> _SOURCE MATERIAL_

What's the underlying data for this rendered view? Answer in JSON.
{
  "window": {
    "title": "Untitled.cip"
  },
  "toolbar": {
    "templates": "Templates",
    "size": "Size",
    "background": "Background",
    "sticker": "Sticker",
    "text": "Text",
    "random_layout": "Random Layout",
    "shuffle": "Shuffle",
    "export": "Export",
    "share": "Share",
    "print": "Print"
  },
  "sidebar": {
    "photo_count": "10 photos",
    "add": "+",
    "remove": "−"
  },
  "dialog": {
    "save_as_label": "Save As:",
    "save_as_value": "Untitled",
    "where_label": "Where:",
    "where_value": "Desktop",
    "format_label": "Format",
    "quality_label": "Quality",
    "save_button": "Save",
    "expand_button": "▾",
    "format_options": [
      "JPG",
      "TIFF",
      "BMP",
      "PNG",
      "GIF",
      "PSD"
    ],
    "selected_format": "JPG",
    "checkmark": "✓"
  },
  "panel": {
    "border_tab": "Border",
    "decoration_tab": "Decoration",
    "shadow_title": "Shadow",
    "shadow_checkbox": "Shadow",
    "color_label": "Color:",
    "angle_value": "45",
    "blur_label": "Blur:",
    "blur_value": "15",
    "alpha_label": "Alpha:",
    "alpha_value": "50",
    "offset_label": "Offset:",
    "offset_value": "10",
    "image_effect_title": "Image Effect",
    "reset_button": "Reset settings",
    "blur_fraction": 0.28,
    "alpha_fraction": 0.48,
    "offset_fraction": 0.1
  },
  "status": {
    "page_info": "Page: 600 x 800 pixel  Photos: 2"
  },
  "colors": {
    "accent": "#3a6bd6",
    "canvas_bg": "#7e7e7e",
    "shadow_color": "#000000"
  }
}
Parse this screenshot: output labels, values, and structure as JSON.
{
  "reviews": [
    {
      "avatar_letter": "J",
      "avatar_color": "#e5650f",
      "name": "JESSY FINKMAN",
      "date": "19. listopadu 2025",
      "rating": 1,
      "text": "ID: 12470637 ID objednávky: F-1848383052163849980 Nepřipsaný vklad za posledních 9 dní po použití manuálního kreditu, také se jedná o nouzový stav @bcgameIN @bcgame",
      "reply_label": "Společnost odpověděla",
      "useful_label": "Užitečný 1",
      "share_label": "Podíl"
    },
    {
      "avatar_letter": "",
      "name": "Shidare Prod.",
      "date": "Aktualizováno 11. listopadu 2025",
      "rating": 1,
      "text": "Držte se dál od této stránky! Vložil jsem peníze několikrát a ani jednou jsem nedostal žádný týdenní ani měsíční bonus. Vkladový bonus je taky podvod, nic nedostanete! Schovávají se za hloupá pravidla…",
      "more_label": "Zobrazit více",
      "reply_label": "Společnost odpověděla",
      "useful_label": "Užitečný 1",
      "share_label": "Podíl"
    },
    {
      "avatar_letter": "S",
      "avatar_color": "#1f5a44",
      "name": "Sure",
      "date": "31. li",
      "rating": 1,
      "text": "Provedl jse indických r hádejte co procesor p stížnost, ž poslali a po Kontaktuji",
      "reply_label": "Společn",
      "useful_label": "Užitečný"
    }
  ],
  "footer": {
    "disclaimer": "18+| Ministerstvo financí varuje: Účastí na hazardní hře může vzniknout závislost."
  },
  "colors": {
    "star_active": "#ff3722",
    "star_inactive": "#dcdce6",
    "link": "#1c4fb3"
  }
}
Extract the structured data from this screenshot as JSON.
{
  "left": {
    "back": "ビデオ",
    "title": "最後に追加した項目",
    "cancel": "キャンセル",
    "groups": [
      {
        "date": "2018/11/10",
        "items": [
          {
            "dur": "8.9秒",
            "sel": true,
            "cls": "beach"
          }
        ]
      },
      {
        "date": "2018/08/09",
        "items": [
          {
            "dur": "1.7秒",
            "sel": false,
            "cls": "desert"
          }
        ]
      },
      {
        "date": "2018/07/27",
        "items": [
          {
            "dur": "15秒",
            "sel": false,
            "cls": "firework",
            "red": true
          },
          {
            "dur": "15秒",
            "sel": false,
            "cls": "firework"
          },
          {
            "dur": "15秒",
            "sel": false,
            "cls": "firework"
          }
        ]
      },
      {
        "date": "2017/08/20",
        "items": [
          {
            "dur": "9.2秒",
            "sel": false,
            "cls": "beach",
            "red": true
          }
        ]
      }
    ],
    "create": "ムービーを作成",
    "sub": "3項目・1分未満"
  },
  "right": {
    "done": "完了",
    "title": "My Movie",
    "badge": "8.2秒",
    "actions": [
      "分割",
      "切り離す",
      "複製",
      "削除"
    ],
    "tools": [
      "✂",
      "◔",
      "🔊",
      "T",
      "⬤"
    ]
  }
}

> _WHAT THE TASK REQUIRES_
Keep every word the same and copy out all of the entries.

> _EXERCISE SOLUTION_
What's the underlying data for this rendered view? Answer in JSON.
{
  "window": {
    "title": "Untitled.cip"
  },
  "toolbar": {
    "templates": "Templates",
    "size": "Size",
    "background": "Background",
    "sticker": "Sticker",
    "text": "Text",
    "random_layout": "Random Layout",
    "shuffle": "Shuffle",
    "export": "Export",
    "share": "Share",
    "print": "Print"
  },
  "sidebar": {
    "photo_count": "10 photos",
    "add": "+",
    "remove": "−"
  },
  "dialog": {
    "save_as_label": "Save As:",
    "save_as_value": "Untitled",
    "where_label": "Where:",
    "where_value": "Desktop",
    "format_label": "Format",
    "quality_label": "Quality",
    "save_button": "Save",
    "expand_button": "▾",
    "format_options": [
      "JPG",
      "TIFF",
      "BMP",
      "PNG",
      "GIF",
      "PSD"
    ],
    "selected_format": "JPG",
    "checkmark": "✓"
  },
  "panel": {
    "border_tab": "Border",
    "decoration_tab": "Decoration",
    "shadow_title": "Shadow",
    "shadow_checkbox": "Shadow",
    "color_label": "Color:",
    "angle_value": "45",
    "blur_label": "Blur:",
    "blur_value": "15",
    "alpha_label": "Alpha:",
    "alpha_value": "50",
    "offset_label": "Offset:",
    "offset_value": "10",
    "image_effect_title": "Image Effect",
    "reset_button": "Reset settings",
    "blur_fraction": 0.28,
    "alpha_fraction": 0.48,
    "offset_fraction": 0.1
  },
  "status": {
    "page_info": "Page: 600 x 800 pixel  Photos: 2"
  },
  "colors": {
    "accent": "#3a6bd6",
    "canvas_bg": "#7e7e7e",
    "shadow_color": "#000000"
  }
}
Parse this screenshot: output labels, values, and structure as JSON.
{
  "reviews": [
    {
      "avatar_letter": "J",
      "avatar_color": "#e5650f",
      "name": "JESSY FINKMAN",
      "date": "19. listopadu 2025",
      "rating": 1,
      "text": "ID: 12470637 ID objednávky: F-1848383052163849980 Nepřipsaný vklad za posledních 9 dní po použití manuálního kreditu, také se jedná o nouzový stav @bcgameIN @bcgame",
      "reply_label": "Společnost odpověděla",
      "useful_label": "Užitečný 1",
      "share_label": "Podíl"
    },
    {
      "avatar_letter": "",
      "name": "Shidare Prod.",
      "date": "Aktualizováno 11. listopadu 2025",
      "rating": 1,
      "text": "Držte se dál od této stránky! Vložil jsem peníze několikrát a ani jednou jsem nedostal žádný týdenní ani měsíční bonus. Vkladový bonus je taky podvod, nic nedostanete! Schovávají se za hloupá pravidla…",
      "more_label": "Zobrazit více",
      "reply_label": "Společnost odpověděla",
      "useful_label": "Užitečný 1",
      "share_label": "Podíl"
    },
    {
      "avatar_letter": "S",
      "avatar_color": "#1f5a44",
      "name": "Sure",
      "date": "31. li",
      "rating": 1,
      "text": "Provedl jse indických r hádejte co procesor p stížnost, ž poslali a po Kontaktuji",
      "reply_label": "Společn",
      "useful_label": "Užitečný"
    }
  ],
  "footer": {
    "disclaimer": "18+| Ministerstvo financí varuje: Účastí na hazardní hře může vzniknout závislost."
  },
  "colors": {
    "star_active": "#ff3722",
    "star_inactive": "#dcdce6",
    "link": "#1c4fb3"
  }
}
Extract the structured data from this screenshot as JSON.
{
  "left": {
    "back": "ビデオ",
    "title": "最後に追加した項目",
    "cancel": "キャンセル",
    "groups": [
      {
        "date": "2018/11/10",
        "items": [
          {
            "dur": "8.9秒",
            "sel": true,
            "cls": "beach"
          }
        ]
      },
      {
        "date": "2018/08/09",
        "items": [
          {
            "dur": "1.7秒",
            "sel": false,
            "cls": "desert"
          }
        ]
      },
      {
        "date": "2018/07/27",
        "items": [
          {
            "dur": "15秒",
            "sel": false,
            "cls": "firework",
            "red": true
          },
          {
            "dur": "15秒",
            "sel": false,
            "cls": "firework"
          },
          {
            "dur": "15秒",
            "sel": false,
            "cls": "firework"
          }
        ]
      },
      {
        "date": "2017/08/20",
        "items": [
          {
            "dur": "9.2秒",
            "sel": false,
            "cls": "beach",
            "red": true
          }
        ]
      }
    ],
    "create": "ムービーを作成",
    "sub": "3項目・1分未満"
  },
  "right": {
    "done": "完了",
    "title": "My Movie",
    "badge": "8.2秒",
    "actions": [
      "分割",
      "切り離す",
      "複製",
      "削除"
    ],
    "tools": [
      "✂",
      "◔",
      "🔊",
      "T",
      "⬤"
    ]
  }
}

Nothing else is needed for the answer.